> **Exercise aim**: Repeat, word for word, all the data that follows, and exclude the pictures.

> **Source data**:
*****

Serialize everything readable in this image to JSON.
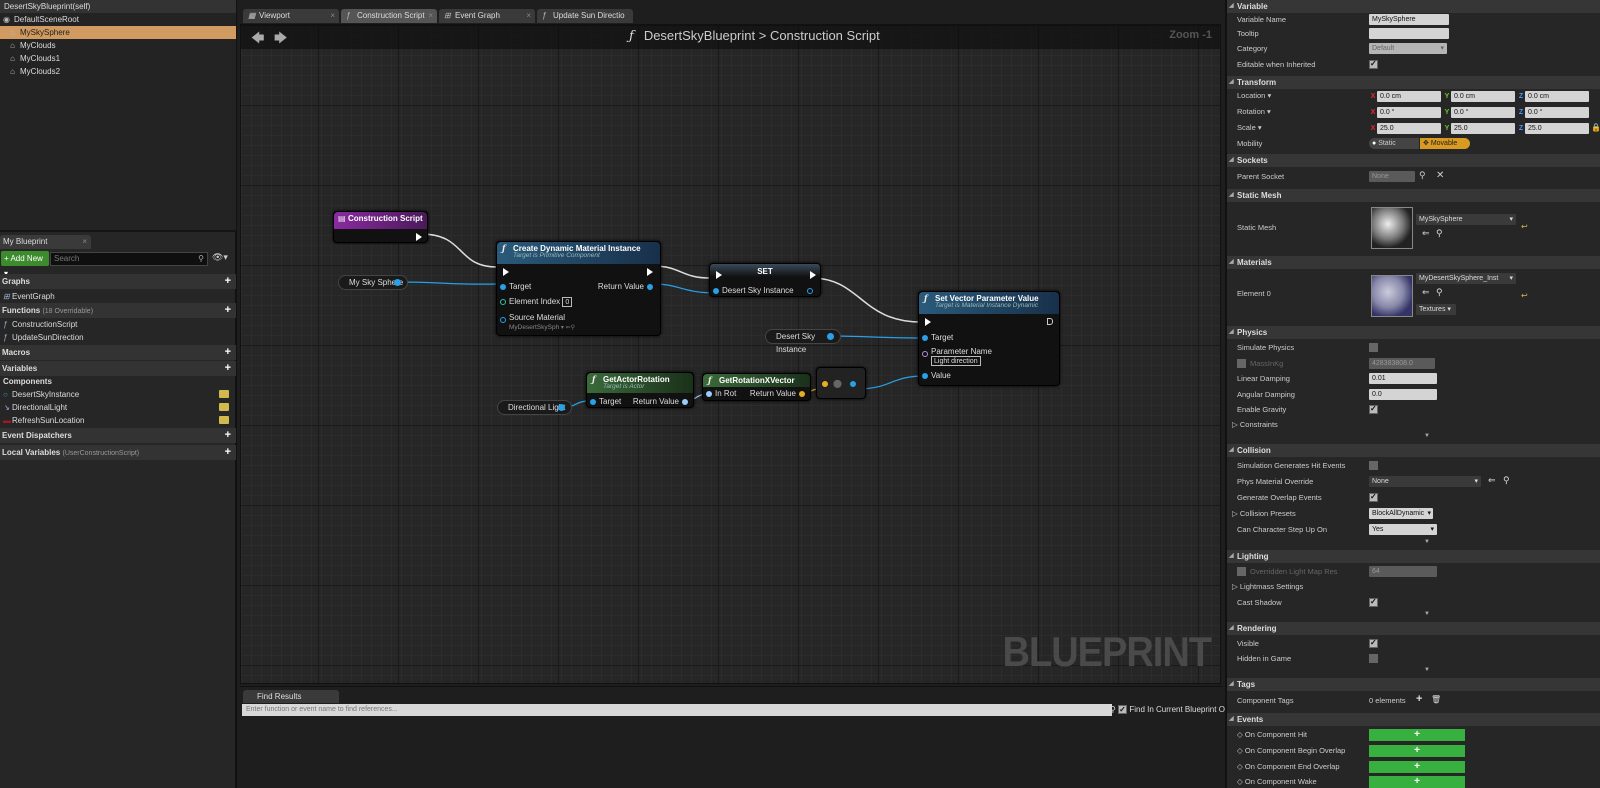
{
  "left": {
    "tree": {
      "root": "DesertSkyBlueprint(self)",
      "items": [
        "DefaultSceneRoot",
        "MySkySphere",
        "MyClouds",
        "MyClouds1",
        "MyClouds2"
      ]
    },
    "tab": "My Blueprint",
    "add_new": "Add New",
    "search_placeholder": "Search",
    "sections": {
      "graphs": "Graphs",
      "functions": "Functions",
      "functions_sub": "(18 Overridable)",
      "macros": "Macros",
      "variables": "Variables",
      "components": "Components",
      "dispatchers": "Event Dispatchers",
      "locals": "Local Variables",
      "locals_sub": "(UserConstructionScript)"
    },
    "graph_items": [
      "EventGraph"
    ],
    "function_items": [
      "ConstructionScript",
      "UpdateSunDirection"
    ],
    "variable_items": [
      "DesertSkyInstance",
      "DirectionalLight",
      "RefreshSunLocation"
    ]
  },
  "tabs": [
    "Viewport",
    "Construction Script",
    "Event Graph",
    "Update Sun Directio"
  ],
  "graph": {
    "breadcrumb_root": "DesertSkyBlueprint",
    "breadcrumb_sep": ">",
    "breadcrumb_leaf": "Construction Script",
    "zoom": "Zoom -1",
    "watermark": "BLUEPRINT",
    "nodes": {
      "construction": "Construction Script",
      "mysky": "My Sky Sphere",
      "cdmi": {
        "title": "Create Dynamic Material Instance",
        "sub": "Target is Primitive Component",
        "target": "Target",
        "elem": "Element Index",
        "elem_val": "0",
        "src": "Source Material",
        "src_val": "MyDesertSkySph",
        "ret": "Return Value"
      },
      "set": {
        "title": "SET",
        "pin": "Desert Sky Instance"
      },
      "dsi": "Desert Sky Instance",
      "svpv": {
        "title": "Set Vector Parameter Value",
        "sub": "Target is Material Instance Dynamic",
        "target": "Target",
        "pname": "Parameter Name",
        "pname_val": "Light direction",
        "value": "Value"
      },
      "gar": {
        "title": "GetActorRotation",
        "sub": "Target is Actor",
        "target": "Target",
        "ret": "Return Value"
      },
      "grxv": {
        "title": "GetRotationXVector",
        "inrot": "In Rot",
        "ret": "Return Value"
      },
      "dirlight": "Directional Light"
    }
  },
  "find": {
    "tab": "Find Results",
    "placeholder": "Enter function or event name to find references...",
    "only": "Find In Current Blueprint Only"
  },
  "details": {
    "variable": {
      "header": "Variable",
      "name_label": "Variable Name",
      "name_val": "MySkySphere",
      "tooltip_label": "Tooltip",
      "category_label": "Category",
      "category_val": "Default",
      "editable_label": "Editable when Inherited"
    },
    "transform": {
      "header": "Transform",
      "location": "Location",
      "rotation": "Rotation",
      "scale": "Scale",
      "mobility": "Mobility",
      "loc": [
        "0.0 cm",
        "0.0 cm",
        "0.0 cm"
      ],
      "rot": [
        "0.0 °",
        "0.0 °",
        "0.0 °"
      ],
      "scl": [
        "25.0",
        "25.0",
        "25.0"
      ],
      "static": "Static",
      "movable": "Movable"
    },
    "sockets": {
      "header": "Sockets",
      "parent": "Parent Socket",
      "parent_val": "None"
    },
    "mesh": {
      "header": "Static Mesh",
      "label": "Static Mesh",
      "val": "MySkySphere"
    },
    "materials": {
      "header": "Materials",
      "label": "Element 0",
      "val": "MyDesertSkySphere_Inst",
      "textures": "Textures"
    },
    "physics": {
      "header": "Physics",
      "simulate": "Simulate Physics",
      "mass": "MassInKg",
      "mass_val": "428383808.0",
      "linear": "Linear Damping",
      "linear_val": "0.01",
      "angular": "Angular Damping",
      "angular_val": "0.0",
      "gravity": "Enable Gravity",
      "constraints": "Constraints"
    },
    "collision": {
      "header": "Collision",
      "simhit": "Simulation Generates Hit Events",
      "physmat": "Phys Material Override",
      "physmat_val": "None",
      "overlap": "Generate Overlap Events",
      "presets": "Collision Presets",
      "presets_val": "BlockAllDynamic",
      "step": "Can Character Step Up On",
      "step_val": "Yes"
    },
    "lighting": {
      "header": "Lighting",
      "lightmap": "Overridden Light Map Res",
      "lightmap_val": "64",
      "lightmass": "Lightmass Settings",
      "shadow": "Cast Shadow"
    },
    "rendering": {
      "header": "Rendering",
      "visible": "Visible",
      "hidden": "Hidden in Game"
    },
    "tags": {
      "header": "Tags",
      "comp": "Component Tags",
      "comp_val": "0 elements"
    },
    "events": {
      "header": "Events",
      "items": [
        "On Component Hit",
        "On Component Begin Overlap",
        "On Component End Overlap",
        "On Component Wake"
      ]
    }
  }
}
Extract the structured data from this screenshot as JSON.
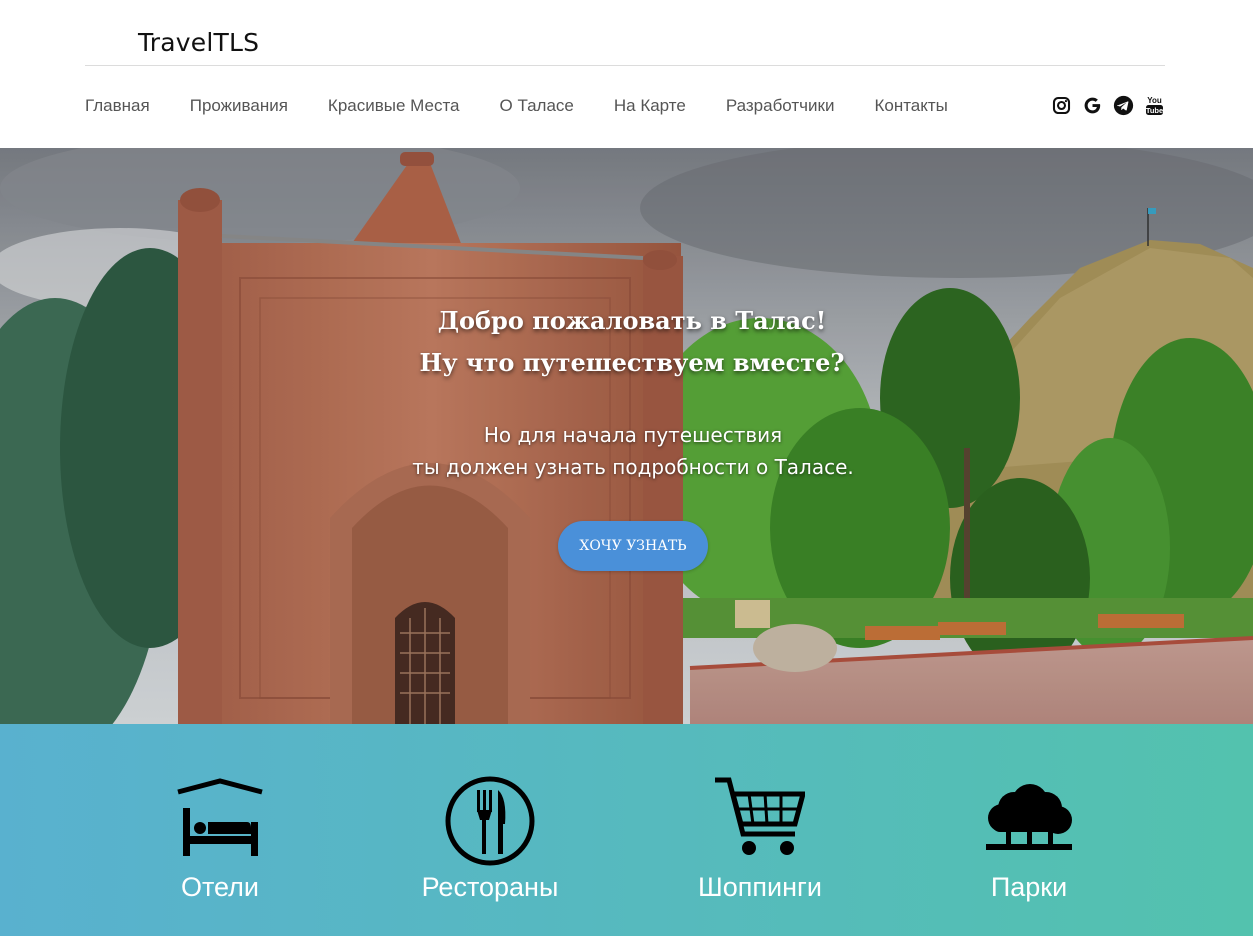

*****

> **Solved problem**:
Serialize everything readable in this image to JSON.
{
  "left": {
    "tree": {
      "root": "DesertSkyBlueprint(self)",
      "items": [
        "DefaultSceneRoot",
        "MySkySphere",
        "MyClouds",
        "MyClouds1",
        "MyClouds2"
      ]
    },
    "tab": "My Blueprint",
    "add_new": "Add New",
    "search_placeholder": "Search",
    "sections": {
      "graphs": "Graphs",
      "functions": "Functions",
      "functions_sub": "(18 Overridable)",
      "macros": "Macros",
      "variables": "Variables",
      "components": "Components",
      "dispatchers": "Event Dispatchers",
      "locals": "Local Variables",
      "locals_sub": "(UserConstructionScript)"
    },
    "graph_items": [
      "EventGraph"
    ],
    "function_items": [
      "ConstructionScript",
      "UpdateSunDirection"
    ],
    "variable_items": [
      "DesertSkyInstance",
      "DirectionalLight",
      "RefreshSunLocation"
    ]
  },
  "tabs": [
    "Viewport",
    "Construction Script",
    "Event Graph",
    "Update Sun Directio"
  ],
  "graph": {
    "breadcrumb_root": "DesertSkyBlueprint",
    "breadcrumb_sep": ">",
    "breadcrumb_leaf": "Construction Script",
    "zoom": "Zoom -1",
    "watermark": "BLUEPRINT",
    "nodes": {
      "construction": "Construction Script",
      "mysky": "My Sky Sphere",
      "cdmi": {
        "title": "Create Dynamic Material Instance",
        "sub": "Target is Primitive Component",
        "target": "Target",
        "elem": "Element Index",
        "elem_val": "0",
        "src": "Source Material",
        "src_val": "MyDesertSkySph",
        "ret": "Return Value"
      },
      "set": {
        "title": "SET",
        "pin": "Desert Sky Instance"
      },
      "dsi": "Desert Sky Instance",
      "svpv": {
        "title": "Set Vector Parameter Value",
        "sub": "Target is Material Instance Dynamic",
        "target": "Target",
        "pname": "Parameter Name",
        "pname_val": "Light direction",
        "value": "Value"
      },
      "gar": {
        "title": "GetActorRotation",
        "sub": "Target is Actor",
        "target": "Target",
        "ret": "Return Value"
      },
      "grxv": {
        "title": "GetRotationXVector",
        "inrot": "In Rot",
        "ret": "Return Value"
      },
      "dirlight": "Directional Light"
    }
  },
  "find": {
    "tab": "Find Results",
    "placeholder": "Enter function or event name to find references...",
    "only": "Find In Current Blueprint Only"
  },
  "details": {
    "variable": {
      "header": "Variable",
      "name_label": "Variable Name",
      "name_val": "MySkySphere",
      "tooltip_label": "Tooltip",
      "category_label": "Category",
      "category_val": "Default",
      "editable_label": "Editable when Inherited"
    },
    "transform": {
      "header": "Transform",
      "location": "Location",
      "rotation": "Rotation",
      "scale": "Scale",
      "mobility": "Mobility",
      "loc": [
        "0.0 cm",
        "0.0 cm",
        "0.0 cm"
      ],
      "rot": [
        "0.0 °",
        "0.0 °",
        "0.0 °"
      ],
      "scl": [
        "25.0",
        "25.0",
        "25.0"
      ],
      "static": "Static",
      "movable": "Movable"
    },
    "sockets": {
      "header": "Sockets",
      "parent": "Parent Socket",
      "parent_val": "None"
    },
    "mesh": {
      "header": "Static Mesh",
      "label": "Static Mesh",
      "val": "MySkySphere"
    },
    "materials": {
      "header": "Materials",
      "label": "Element 0",
      "val": "MyDesertSkySphere_Inst",
      "textures": "Textures"
    },
    "physics": {
      "header": "Physics",
      "simulate": "Simulate Physics",
      "mass": "MassInKg",
      "mass_val": "428383808.0",
      "linear": "Linear Damping",
      "linear_val": "0.01",
      "angular": "Angular Damping",
      "angular_val": "0.0",
      "gravity": "Enable Gravity",
      "constraints": "Constraints"
    },
    "collision": {
      "header": "Collision",
      "simhit": "Simulation Generates Hit Events",
      "physmat": "Phys Material Override",
      "physmat_val": "None",
      "overlap": "Generate Overlap Events",
      "presets": "Collision Presets",
      "presets_val": "BlockAllDynamic",
      "step": "Can Character Step Up On",
      "step_val": "Yes"
    },
    "lighting": {
      "header": "Lighting",
      "lightmap": "Overridden Light Map Res",
      "lightmap_val": "64",
      "lightmass": "Lightmass Settings",
      "shadow": "Cast Shadow"
    },
    "rendering": {
      "header": "Rendering",
      "visible": "Visible",
      "hidden": "Hidden in Game"
    },
    "tags": {
      "header": "Tags",
      "comp": "Component Tags",
      "comp_val": "0 elements"
    },
    "events": {
      "header": "Events",
      "items": [
        "On Component Hit",
        "On Component Begin Overlap",
        "On Component End Overlap",
        "On Component Wake"
      ]
    }
  }
}
Extract the structured data from this screenshot as JSON.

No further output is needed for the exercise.